→ To do
Look through the records and copy each line that has "folder" in it.

[Available records Boundary: Start]

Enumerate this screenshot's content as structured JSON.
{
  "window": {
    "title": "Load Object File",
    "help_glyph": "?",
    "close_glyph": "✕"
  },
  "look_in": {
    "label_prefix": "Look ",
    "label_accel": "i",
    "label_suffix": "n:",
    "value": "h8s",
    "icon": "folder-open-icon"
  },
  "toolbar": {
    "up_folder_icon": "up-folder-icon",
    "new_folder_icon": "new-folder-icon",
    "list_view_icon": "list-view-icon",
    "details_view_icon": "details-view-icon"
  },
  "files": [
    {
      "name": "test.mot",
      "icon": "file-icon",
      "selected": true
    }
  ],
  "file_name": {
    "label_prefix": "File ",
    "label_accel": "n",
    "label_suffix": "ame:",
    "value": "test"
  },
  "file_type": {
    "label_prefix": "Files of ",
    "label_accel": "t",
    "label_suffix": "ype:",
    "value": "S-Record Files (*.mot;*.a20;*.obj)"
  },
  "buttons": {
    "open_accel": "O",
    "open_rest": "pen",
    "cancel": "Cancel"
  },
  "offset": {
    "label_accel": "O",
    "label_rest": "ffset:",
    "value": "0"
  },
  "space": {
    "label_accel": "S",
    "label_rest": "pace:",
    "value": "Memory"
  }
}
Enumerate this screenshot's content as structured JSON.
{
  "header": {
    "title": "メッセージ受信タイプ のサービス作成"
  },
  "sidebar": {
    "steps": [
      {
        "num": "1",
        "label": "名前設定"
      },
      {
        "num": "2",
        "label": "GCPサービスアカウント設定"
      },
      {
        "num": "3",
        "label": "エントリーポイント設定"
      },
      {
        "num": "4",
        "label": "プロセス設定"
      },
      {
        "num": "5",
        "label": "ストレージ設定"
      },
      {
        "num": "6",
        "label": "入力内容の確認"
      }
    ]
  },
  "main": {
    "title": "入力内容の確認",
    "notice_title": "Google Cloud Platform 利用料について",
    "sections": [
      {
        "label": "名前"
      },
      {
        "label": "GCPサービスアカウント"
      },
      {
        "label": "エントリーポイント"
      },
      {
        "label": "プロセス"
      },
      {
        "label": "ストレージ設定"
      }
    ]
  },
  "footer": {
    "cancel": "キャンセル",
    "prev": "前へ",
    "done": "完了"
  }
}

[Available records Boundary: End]

→ Solution to the problem
    "icon": "folder-open-icon"
    "up_folder_icon": "up-folder-icon",
    "new_folder_icon": "new-folder-icon",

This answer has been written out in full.